Across all racial/ethnic groups, households with a disabled working-age householder have lower net worth, compared to households without disability ($14,180 versus $83,985). Households with householders who are Black and disabled have the lowest net worth ($1,282).
Lower percentages of persons with disabilities who are also Black (29%) and Latinx (30%) were able to save for unexpected expenses, compared to those who have disabilities and are White (44%).
Current employment projects supported by NDI, with an emphasis on racial and ethnic inclusion, include:
Registered apprenticeship as a key workforce development program, including efforts to create pipelines (such as pre-apprenticeship and other career pathways) that can increase the diversity and inclusion of apprentices.
The development and support of a self-employment community of practice for vocational rehabilitation counselors that includes expanding service options to their consumers to include racial diversity.
A unique partnership between state vocational rehabilitation (VR) agencies and federally-regulated banks through a Community Reinvestment Act (CRA) pilot to meet the employment service needs of youth and adults with disabilities in BIPOC communities.
A CRA pilot that will leverage efforts through bank investment in disability employment by developing ways for banks to work with selected communities, including their local workforce systems, to provide employment-related services to individuals with disabilities who reside in LMI communities primarily comprised of BIPOC individuals.
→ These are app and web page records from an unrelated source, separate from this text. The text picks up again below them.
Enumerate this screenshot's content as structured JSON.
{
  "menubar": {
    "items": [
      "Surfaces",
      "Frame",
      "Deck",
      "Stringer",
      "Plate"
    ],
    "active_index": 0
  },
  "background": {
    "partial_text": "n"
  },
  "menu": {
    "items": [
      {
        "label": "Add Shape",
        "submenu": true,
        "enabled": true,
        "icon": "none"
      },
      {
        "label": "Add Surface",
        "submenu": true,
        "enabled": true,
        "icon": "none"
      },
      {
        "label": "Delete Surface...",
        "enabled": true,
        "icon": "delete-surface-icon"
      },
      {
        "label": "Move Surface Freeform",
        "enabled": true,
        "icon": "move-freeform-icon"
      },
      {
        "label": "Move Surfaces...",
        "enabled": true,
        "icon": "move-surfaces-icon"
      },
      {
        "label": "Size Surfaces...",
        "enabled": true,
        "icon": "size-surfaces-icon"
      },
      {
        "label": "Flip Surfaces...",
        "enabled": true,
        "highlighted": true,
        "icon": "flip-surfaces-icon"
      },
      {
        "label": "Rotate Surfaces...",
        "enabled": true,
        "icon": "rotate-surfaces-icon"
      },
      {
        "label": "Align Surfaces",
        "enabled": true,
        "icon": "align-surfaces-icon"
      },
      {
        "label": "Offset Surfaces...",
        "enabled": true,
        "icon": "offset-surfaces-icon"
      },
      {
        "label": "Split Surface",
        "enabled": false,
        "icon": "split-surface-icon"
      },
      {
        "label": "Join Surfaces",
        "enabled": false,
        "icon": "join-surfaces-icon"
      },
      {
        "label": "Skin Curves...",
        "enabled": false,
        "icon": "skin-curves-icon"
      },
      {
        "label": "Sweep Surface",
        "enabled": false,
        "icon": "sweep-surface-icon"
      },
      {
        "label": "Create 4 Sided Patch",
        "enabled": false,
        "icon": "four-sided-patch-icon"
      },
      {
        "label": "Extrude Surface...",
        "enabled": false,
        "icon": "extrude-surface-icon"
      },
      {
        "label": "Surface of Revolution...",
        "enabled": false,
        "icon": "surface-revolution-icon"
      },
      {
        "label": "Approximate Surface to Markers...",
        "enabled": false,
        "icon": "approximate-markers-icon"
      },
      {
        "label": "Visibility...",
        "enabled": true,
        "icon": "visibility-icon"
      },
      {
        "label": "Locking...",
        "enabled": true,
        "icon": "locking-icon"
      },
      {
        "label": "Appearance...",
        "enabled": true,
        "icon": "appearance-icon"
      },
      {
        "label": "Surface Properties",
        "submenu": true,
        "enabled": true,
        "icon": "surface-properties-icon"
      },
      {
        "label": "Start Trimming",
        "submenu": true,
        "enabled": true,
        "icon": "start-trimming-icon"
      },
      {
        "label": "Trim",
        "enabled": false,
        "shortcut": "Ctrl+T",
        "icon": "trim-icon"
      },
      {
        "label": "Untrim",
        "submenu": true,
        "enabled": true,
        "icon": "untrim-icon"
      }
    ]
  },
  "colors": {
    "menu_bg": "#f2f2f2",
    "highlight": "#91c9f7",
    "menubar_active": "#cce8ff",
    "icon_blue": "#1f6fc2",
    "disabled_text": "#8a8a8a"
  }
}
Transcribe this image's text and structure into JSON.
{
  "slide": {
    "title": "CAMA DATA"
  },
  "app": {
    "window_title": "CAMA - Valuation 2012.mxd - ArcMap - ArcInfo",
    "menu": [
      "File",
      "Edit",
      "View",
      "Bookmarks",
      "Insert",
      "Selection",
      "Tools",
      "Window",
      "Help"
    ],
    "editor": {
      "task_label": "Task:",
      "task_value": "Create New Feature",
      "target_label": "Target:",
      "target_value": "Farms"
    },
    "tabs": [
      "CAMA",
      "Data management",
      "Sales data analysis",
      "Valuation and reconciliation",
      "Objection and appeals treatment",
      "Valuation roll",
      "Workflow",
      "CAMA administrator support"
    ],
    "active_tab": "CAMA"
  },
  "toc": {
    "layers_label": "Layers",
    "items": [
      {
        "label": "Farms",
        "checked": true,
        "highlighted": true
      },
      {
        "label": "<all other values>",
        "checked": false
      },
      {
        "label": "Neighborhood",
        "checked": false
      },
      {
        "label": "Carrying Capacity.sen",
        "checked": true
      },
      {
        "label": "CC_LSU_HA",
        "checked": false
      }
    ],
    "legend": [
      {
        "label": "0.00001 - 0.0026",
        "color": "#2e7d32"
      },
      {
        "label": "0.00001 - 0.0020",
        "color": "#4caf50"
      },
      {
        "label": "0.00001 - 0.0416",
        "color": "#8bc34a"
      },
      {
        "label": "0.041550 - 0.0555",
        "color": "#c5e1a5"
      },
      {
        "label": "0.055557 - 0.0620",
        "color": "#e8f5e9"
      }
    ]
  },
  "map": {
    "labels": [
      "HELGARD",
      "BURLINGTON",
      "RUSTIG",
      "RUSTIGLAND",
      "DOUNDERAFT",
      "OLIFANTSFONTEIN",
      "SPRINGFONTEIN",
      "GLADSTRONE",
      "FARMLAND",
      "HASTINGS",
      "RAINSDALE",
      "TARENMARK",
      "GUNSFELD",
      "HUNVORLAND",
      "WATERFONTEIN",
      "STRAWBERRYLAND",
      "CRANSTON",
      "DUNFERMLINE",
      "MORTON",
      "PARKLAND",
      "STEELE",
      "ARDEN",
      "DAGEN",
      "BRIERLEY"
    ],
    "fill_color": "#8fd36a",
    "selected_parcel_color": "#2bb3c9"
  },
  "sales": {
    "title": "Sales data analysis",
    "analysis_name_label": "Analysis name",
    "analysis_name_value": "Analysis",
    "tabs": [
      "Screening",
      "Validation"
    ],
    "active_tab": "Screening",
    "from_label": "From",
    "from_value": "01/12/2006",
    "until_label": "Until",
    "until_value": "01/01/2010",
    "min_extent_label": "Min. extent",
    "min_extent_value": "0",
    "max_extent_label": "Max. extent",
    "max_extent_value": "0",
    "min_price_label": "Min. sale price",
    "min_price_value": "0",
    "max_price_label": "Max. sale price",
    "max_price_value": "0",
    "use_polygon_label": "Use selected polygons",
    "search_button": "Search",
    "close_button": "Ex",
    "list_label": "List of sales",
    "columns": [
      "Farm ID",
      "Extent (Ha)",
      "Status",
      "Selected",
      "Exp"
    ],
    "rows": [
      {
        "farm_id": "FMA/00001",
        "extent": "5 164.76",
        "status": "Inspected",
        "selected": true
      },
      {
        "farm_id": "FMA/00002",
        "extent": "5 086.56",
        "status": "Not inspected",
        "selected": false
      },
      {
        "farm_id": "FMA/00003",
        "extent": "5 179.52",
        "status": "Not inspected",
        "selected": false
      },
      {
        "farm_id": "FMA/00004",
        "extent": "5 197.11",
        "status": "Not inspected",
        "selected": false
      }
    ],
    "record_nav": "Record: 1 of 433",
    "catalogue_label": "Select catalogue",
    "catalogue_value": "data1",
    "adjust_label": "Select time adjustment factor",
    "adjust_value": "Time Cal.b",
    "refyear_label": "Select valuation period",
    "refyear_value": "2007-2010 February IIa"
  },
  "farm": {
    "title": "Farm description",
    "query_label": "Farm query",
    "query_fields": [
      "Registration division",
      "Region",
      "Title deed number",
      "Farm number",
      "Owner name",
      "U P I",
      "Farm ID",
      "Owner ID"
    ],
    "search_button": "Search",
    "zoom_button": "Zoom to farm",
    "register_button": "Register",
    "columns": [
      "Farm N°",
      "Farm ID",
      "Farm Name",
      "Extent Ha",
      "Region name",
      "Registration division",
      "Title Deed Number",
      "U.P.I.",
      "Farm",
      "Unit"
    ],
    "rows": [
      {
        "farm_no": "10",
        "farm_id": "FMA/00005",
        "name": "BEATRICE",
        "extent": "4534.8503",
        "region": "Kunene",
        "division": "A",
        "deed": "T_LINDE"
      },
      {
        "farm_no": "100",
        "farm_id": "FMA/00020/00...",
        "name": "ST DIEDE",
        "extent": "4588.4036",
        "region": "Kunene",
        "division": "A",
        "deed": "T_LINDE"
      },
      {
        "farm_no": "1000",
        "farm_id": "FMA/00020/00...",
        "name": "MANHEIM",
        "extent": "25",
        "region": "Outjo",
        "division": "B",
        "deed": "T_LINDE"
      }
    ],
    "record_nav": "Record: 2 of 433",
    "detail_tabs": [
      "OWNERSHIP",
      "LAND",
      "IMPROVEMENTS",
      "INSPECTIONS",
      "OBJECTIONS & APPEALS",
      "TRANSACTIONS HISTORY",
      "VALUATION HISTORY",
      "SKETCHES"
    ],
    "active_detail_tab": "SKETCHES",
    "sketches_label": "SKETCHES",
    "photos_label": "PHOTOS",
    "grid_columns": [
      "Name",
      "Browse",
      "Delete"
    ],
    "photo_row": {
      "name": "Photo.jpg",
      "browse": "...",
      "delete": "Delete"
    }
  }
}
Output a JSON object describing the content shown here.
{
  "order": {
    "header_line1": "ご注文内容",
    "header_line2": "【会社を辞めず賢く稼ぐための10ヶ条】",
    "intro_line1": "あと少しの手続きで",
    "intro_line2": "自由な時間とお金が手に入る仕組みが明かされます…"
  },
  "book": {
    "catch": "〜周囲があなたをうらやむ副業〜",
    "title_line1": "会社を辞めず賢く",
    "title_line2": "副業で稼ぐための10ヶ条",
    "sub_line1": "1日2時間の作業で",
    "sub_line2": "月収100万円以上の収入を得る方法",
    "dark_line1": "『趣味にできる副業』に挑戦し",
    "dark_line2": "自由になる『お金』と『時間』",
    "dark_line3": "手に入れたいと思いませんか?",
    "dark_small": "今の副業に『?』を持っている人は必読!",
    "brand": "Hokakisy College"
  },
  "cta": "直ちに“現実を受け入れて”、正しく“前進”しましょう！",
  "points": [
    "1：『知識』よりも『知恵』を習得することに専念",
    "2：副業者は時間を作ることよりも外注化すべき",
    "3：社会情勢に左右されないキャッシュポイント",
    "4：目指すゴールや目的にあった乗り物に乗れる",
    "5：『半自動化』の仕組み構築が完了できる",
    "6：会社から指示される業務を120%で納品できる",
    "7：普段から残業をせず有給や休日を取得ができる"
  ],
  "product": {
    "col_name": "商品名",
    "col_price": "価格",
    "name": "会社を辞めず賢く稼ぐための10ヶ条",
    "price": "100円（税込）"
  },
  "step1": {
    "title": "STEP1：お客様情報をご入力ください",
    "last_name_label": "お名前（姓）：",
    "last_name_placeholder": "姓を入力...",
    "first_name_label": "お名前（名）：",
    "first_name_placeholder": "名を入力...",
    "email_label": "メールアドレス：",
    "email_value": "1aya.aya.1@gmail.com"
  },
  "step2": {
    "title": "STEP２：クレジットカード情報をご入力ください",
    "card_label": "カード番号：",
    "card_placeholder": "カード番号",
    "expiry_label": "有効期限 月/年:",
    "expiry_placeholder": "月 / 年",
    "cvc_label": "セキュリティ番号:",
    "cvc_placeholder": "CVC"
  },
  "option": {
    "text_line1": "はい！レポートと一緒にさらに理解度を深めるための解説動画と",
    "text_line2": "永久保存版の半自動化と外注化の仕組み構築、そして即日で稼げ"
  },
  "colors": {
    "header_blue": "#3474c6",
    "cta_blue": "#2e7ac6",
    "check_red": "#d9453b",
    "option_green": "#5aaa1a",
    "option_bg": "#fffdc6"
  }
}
Current financial inclusion projects supported by NDI include:
Regional convenings that bring together key disability and other minority community partners to design and implement an inclusive community development project that is responsive to the economic challenges of BIPOC Americans with disabilities with a concentration in financial education/counseling, entrepreneurship and small business development and/or workforce development.
The implementation of three regional roundtables focused on racial and economic equity. Each roundtable brings together disability partners, social justice organizations, and financial institutions to identify concrete steps each community can take to strengthen the financial stability and financial resilience of individuals at the intersection of race or ethnicity, poverty and disability.
National Disability Institute celebrated more than five years of leadership on financial inclusion for people who live at the intersection of race/ethnicity and disability through a National Convening that took place on December 7, 2021. The event featured funders and partners that work on economic and racial equity. NDI staff shared our latest research, findings from our work and concrete steps that organizations can jointly take to address the barriers to financial stability and financial resilience that contribute to the wealth gap.
Visit the National Convening webpage for an archived recording of the event, including a transcript and PPT presentation.
The Financial Resilience Center provides go-to resources and tools to help those with disabilities and chronic health conditions navigate financially through the COVID-19 pandemic and other crisises. Now in its second year, the Financial Resilience Center will continue to expand outreach to vulnerable groups within the disability community, with an emphasis on engaging people with disabilities in the Black and Latinx communities.
A working group of ABLE NRC Ambassadors and ABLE account holders who live at the intersection of race/ethnicity and disability and who have joined NDI to inform and provide outreach strategies to increase awareness and buy-in of ABLE accounts within BIPOC communities.